● Directions
What is the number of lines in the data below that hold the word "caption"? Give nothing beyond that number.

[Data excerpts]
------------------------------

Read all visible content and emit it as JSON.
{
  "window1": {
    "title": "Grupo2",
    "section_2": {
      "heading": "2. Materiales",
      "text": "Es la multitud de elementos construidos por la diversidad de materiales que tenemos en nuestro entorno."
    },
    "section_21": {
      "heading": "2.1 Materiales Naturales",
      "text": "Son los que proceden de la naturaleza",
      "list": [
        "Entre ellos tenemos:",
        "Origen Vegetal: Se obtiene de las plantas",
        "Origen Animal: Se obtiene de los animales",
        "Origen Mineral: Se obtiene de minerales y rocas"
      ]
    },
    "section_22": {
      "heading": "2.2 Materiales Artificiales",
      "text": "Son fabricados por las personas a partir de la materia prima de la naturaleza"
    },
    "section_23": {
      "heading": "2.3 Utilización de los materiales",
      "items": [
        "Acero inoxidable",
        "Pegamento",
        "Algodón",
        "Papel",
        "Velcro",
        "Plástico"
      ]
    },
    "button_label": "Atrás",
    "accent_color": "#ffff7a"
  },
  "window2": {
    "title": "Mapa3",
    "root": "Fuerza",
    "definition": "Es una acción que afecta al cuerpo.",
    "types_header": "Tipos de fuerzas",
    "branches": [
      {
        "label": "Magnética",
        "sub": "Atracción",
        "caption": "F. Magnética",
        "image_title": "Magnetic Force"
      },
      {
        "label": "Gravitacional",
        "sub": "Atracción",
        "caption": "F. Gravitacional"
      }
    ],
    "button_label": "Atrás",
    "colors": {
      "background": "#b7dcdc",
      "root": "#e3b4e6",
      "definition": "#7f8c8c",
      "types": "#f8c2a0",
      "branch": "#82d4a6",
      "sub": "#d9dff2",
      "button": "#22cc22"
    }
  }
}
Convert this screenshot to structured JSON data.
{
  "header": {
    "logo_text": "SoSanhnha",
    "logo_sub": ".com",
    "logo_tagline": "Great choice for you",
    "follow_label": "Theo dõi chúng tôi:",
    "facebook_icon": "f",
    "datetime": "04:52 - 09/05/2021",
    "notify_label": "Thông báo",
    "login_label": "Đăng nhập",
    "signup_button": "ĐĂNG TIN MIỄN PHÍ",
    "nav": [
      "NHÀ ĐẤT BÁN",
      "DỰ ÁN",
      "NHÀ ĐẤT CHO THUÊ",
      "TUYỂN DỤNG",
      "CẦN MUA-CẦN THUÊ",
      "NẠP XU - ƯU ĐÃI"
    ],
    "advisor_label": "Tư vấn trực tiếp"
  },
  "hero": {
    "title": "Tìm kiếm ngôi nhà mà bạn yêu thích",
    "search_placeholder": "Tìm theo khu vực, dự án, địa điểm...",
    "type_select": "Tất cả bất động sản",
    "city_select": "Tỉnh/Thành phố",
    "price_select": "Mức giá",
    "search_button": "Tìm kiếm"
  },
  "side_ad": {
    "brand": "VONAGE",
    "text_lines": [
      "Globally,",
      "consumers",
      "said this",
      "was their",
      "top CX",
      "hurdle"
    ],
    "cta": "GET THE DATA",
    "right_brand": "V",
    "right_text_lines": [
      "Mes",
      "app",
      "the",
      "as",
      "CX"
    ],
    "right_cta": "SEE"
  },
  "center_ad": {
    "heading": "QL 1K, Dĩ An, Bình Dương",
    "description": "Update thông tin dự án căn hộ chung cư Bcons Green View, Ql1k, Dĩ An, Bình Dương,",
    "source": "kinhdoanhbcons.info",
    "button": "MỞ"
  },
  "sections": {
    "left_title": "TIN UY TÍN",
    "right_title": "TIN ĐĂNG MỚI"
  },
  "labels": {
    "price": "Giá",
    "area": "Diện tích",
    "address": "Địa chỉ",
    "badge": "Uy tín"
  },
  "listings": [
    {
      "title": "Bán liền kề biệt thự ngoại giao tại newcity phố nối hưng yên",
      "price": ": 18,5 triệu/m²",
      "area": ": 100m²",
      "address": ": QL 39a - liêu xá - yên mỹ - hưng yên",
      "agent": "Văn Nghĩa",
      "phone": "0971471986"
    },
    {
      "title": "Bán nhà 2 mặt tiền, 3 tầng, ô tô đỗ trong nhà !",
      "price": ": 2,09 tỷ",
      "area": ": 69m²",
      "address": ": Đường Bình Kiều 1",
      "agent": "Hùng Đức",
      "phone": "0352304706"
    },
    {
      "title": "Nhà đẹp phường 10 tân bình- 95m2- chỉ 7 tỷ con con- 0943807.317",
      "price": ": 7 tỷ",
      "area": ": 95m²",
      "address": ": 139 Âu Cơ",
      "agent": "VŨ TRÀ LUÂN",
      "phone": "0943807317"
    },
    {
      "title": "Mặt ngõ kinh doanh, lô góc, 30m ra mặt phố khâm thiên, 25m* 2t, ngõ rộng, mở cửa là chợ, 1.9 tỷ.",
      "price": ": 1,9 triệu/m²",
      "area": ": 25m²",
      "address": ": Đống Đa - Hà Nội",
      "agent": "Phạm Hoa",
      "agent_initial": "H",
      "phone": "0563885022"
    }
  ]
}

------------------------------

● Exercise output
2